Japan’s Nissan is betting on solid-state batteries and is playing gigacast for the next generation of electric vehicles.

Japan’s Nissan is betting on solid-state batteries and is playing gigacast for the next generation of electric vehicles.

Japanese automaker Nissan Motor will begin mass production of advanced batteries for electric vehicles as early as 2029, using large casting machines to increase efficiency and cut costs for future models, the automaker said Tuesday.

Nissan is funding technological development to fend off fierce competition from rivals such as Tesla and BYD, which have come to the fore in producing battery-powered vehicles.

Japan’s third-largest factory will conduct prototype tests and manufacture solid-state batteries at an unfinished pilot plant in Yokohama, a city near Tokyo, before building production capacity. Solid state batteries are expected to charge faster and last longer than conventional batteries.

Nissan expects the first solid-state batteries to be manufactured at the site starting in March 2025. Starting in the fiscal year starting in April 2028, Nissan will deploy 100 workers on a shift basis to increase production to 100 megawatt hours per month.
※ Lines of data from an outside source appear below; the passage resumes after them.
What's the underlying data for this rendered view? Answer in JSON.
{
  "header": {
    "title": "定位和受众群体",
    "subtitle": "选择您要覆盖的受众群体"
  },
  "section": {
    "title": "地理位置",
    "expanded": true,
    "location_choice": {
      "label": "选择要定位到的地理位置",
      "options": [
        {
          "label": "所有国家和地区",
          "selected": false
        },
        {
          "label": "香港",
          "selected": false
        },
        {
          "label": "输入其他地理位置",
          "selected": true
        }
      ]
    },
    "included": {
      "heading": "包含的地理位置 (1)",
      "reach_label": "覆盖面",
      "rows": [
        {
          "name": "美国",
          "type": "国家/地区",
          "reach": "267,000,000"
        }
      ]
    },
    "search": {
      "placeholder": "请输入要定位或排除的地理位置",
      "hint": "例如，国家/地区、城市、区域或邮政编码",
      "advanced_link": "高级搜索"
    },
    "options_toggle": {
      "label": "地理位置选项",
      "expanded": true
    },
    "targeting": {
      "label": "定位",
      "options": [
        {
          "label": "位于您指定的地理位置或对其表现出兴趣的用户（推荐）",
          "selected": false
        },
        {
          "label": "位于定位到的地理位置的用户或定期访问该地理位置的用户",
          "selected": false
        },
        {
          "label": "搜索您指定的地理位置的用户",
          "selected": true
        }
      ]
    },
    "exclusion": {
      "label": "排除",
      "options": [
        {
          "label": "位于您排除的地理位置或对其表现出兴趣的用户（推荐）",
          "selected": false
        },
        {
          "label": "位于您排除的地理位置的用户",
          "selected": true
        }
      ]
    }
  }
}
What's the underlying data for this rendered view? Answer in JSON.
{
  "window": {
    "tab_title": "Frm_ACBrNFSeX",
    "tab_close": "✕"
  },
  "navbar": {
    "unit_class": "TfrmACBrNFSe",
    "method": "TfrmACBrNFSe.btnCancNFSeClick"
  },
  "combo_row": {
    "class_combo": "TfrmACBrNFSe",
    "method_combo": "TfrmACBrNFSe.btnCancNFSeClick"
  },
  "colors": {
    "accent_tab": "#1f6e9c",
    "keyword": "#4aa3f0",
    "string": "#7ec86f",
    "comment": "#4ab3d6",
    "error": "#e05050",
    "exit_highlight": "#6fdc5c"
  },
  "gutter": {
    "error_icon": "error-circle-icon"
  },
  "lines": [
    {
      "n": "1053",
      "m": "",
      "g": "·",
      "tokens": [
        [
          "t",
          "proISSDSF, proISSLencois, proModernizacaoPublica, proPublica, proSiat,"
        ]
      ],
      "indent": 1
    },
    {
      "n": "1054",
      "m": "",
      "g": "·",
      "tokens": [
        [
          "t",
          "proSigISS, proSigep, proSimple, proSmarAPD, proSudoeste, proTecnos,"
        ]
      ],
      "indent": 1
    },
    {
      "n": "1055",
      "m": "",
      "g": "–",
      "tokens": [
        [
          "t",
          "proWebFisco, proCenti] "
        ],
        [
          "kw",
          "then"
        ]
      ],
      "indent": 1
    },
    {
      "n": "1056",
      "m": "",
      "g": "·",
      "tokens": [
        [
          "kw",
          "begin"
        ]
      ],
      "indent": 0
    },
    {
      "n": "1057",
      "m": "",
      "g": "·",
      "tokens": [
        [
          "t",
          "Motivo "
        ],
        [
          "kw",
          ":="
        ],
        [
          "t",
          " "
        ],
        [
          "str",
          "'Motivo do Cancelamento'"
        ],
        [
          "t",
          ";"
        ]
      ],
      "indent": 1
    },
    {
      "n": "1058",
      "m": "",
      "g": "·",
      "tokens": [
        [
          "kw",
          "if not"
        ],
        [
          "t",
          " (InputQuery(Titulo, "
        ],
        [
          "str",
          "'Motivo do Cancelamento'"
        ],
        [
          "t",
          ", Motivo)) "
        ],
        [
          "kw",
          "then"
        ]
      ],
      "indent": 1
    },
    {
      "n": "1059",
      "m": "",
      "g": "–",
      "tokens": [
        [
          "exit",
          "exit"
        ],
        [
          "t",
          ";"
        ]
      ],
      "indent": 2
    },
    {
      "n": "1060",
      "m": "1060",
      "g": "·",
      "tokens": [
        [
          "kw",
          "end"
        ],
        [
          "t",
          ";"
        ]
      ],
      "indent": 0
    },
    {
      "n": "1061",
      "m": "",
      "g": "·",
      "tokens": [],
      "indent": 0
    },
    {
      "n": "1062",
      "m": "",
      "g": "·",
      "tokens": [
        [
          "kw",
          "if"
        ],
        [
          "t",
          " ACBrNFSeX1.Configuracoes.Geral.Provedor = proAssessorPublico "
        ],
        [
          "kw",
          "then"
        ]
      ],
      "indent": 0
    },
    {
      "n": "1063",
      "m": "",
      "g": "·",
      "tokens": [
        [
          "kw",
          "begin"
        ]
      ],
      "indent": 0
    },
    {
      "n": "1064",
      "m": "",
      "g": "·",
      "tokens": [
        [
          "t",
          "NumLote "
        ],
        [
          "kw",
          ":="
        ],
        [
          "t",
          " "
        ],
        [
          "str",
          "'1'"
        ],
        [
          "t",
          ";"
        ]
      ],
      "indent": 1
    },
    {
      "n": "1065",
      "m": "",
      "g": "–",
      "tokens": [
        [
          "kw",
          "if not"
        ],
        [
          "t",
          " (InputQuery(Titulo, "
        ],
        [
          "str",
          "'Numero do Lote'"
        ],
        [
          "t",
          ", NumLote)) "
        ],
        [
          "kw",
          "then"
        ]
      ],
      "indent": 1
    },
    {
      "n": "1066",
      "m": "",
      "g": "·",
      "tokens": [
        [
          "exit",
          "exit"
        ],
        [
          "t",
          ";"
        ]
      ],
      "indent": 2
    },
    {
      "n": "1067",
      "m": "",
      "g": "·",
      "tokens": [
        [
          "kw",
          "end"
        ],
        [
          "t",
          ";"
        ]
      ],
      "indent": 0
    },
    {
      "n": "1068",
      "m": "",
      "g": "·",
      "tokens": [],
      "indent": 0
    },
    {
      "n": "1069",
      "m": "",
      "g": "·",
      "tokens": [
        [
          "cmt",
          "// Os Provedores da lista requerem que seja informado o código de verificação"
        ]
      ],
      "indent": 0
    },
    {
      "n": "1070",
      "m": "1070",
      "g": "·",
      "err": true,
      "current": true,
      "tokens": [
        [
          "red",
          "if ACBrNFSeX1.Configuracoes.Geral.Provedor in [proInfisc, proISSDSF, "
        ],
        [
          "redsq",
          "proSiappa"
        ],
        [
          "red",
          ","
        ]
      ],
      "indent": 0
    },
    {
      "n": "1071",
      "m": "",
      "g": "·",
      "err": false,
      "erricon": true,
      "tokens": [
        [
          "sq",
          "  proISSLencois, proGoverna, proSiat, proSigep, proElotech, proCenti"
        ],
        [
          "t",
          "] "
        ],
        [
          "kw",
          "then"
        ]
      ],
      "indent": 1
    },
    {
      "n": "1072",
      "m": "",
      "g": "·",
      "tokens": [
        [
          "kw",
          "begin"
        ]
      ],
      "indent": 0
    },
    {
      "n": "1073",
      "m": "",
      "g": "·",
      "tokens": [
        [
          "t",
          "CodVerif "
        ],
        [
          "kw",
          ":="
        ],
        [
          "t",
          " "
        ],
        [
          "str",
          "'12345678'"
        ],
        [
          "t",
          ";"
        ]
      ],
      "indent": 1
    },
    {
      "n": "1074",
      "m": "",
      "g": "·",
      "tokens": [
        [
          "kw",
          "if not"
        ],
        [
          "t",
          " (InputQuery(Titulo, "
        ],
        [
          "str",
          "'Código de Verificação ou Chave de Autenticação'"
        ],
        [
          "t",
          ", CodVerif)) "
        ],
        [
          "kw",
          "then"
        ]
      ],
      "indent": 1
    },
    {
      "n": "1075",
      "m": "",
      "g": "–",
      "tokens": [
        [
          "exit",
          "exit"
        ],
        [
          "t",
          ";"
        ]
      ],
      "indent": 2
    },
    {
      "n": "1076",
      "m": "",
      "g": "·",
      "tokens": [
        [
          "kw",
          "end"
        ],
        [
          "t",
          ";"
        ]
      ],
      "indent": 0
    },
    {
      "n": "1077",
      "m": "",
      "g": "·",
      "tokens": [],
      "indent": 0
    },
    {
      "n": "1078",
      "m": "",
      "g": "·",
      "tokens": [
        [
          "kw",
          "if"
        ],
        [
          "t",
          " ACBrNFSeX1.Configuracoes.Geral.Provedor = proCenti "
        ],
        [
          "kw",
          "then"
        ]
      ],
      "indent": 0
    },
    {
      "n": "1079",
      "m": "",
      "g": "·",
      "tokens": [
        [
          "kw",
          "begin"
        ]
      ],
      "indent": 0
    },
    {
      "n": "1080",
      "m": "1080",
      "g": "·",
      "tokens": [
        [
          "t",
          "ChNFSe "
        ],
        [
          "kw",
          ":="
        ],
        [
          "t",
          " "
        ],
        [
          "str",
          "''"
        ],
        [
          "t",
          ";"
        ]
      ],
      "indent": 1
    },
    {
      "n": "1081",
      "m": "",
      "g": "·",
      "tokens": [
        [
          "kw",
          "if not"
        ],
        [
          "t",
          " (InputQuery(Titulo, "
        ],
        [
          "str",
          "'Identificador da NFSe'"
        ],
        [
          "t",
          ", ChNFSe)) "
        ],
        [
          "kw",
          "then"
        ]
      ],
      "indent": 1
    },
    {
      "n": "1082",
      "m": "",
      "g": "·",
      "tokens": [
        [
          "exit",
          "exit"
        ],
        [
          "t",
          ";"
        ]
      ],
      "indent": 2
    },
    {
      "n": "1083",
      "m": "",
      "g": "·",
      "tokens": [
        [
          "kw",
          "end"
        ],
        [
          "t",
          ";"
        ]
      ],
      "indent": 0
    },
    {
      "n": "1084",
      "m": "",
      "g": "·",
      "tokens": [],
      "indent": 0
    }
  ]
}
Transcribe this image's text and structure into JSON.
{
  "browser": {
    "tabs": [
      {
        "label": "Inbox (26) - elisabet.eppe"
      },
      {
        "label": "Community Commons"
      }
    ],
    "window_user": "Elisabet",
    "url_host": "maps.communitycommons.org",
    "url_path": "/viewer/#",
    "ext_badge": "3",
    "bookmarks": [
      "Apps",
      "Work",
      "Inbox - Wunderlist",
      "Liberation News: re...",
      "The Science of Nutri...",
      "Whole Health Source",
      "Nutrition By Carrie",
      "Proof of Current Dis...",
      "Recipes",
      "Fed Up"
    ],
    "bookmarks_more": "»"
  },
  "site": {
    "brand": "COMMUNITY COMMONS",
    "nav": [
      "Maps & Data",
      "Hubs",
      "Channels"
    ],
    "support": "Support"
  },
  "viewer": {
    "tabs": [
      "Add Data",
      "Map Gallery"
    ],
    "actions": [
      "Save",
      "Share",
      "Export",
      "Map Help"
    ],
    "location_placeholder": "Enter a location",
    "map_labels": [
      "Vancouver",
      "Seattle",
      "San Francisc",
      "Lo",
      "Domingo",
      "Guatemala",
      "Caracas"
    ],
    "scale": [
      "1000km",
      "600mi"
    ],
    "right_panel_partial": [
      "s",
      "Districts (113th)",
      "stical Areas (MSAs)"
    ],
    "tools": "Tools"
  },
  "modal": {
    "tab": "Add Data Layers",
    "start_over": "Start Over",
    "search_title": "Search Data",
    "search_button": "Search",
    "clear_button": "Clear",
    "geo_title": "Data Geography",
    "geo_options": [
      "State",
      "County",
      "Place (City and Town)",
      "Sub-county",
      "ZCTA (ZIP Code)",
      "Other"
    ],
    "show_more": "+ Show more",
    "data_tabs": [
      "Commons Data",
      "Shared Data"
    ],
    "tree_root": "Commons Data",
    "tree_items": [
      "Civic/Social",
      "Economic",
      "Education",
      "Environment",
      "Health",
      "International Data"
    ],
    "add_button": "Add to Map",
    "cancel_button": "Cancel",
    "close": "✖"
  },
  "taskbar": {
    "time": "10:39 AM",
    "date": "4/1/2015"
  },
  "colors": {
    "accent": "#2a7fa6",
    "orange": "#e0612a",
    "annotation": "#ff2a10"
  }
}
The company will also start manufacturing the rear floor of the electric vehicles it sells using high-performance machinery from a year ago. This process will reduce manufacturing costs by 10% and reduce component weight by 20%, it said.

Nissan has been using cast plates for front air-conditioning structural parts at its Tochigi plant for more than 15 years, said Hideyuki Sakamoto, executive vice president of production and supply management.

The automaker has considered various options for the bodywork, he added. “In the end, we chose Gigacasting’s 6,000-ton machine to produce the rear bodywork of the cars from cast aluminum.

Nissan plans to launch 30 new models over the next three years. Of these, 16 will be electrified, including eight battery-only vehicles and four plug-in hybrids.

The carmaker, which pioneered electric cars with its battery-powered Leaf, wants to reduce the cost of the next generation of such cars by 30% to be comparable to combustion engines by 2030.

Nissan is considering a strategic partnership with domestic rival Honda Motor to collaborate on the development of key components for electric vehicles and artificial intelligence in automotive software platforms, the companies said last month. (Reporting by Daniel Leussink, editing: Mark Potter)